wife Sarah Ann and three children under five when 
he emigrated to the U.S. 

New York City's 1860 census shows the Leslies with sons 
Henry, Alfred and Scipio.

Just who was Miriam Squier?
Read Betsy Prioleau's Diamonds & Deadlines.

By the spring of 1861 Publisher Leslie was so besotted with the wife of Editor Squier that he featured her in both illustrations of the Inaugural Ball and described her as the Belle of the Ball. 

After divorces from their antebellum spouses Frank Leslie and Miriam married in 1874. Like William Randolph Hearst who ignored his wife to create and publicize the acting career of mistress Marion Davies, Leslie created high-profile jobs for his paramour.

Miriam was named editor of Frank Leslie's Lady's Magazine and Gazette of Fashion in 1862.
She later was editor of all the Leslie's women's magazines.


When she got time to edit anything is a mystery, traveling to Peru with Squier during the war on a diplomatic mission and when back in New York living in the same house with two husbands for years. The magazines, however, do seem to reflect her personal interest in high fashion. 


Intrigued by the name Frank Leslie's Ladies' Gazette of Fashion and Fancy Needlework, I was sure I might find some undiscovered patchwork and quilt patterns but needlework features not devoted to sewing luxurious clothing are rather sparse.

Most of the fancy work patterns are accessories for dress.
Searches for "quilt" pull up references to clothing details,
not patchwork.
Using up scraps was not something that interested Miriam or her readers.


See a preview of Betsy Prioleau's Diamonds & Deadlines: A Tale of Greed, Deceit & a Female Tycoon in the Gilded Age:

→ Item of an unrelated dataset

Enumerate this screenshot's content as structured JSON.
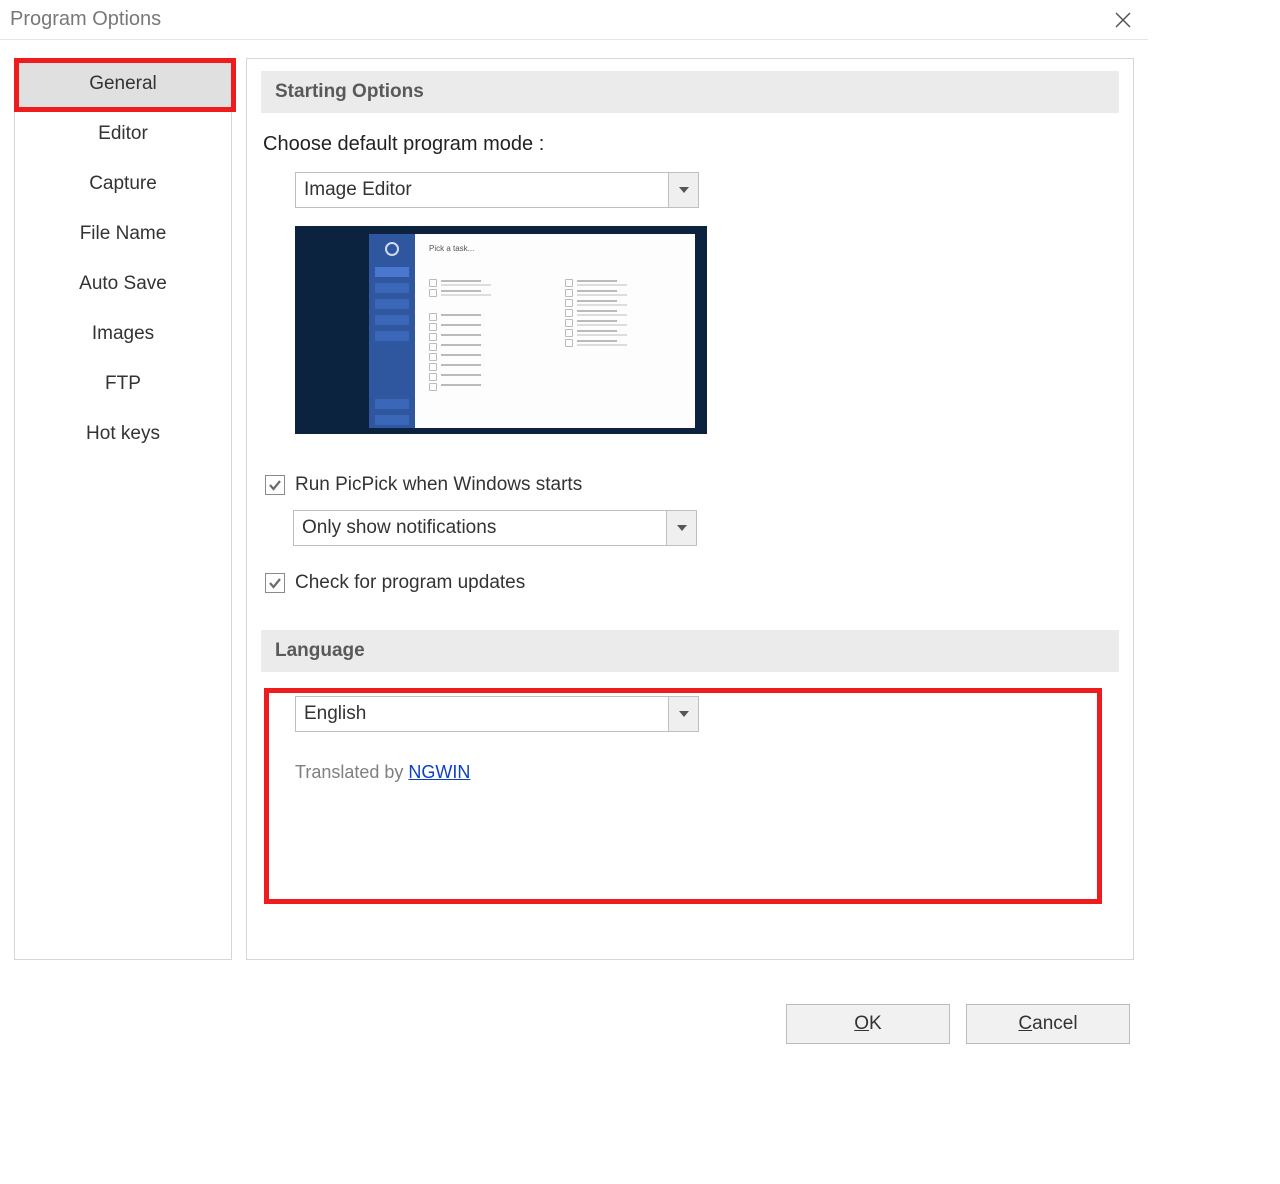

*Lucy Stone refused to take her husband's name, inspiring generations of independent women.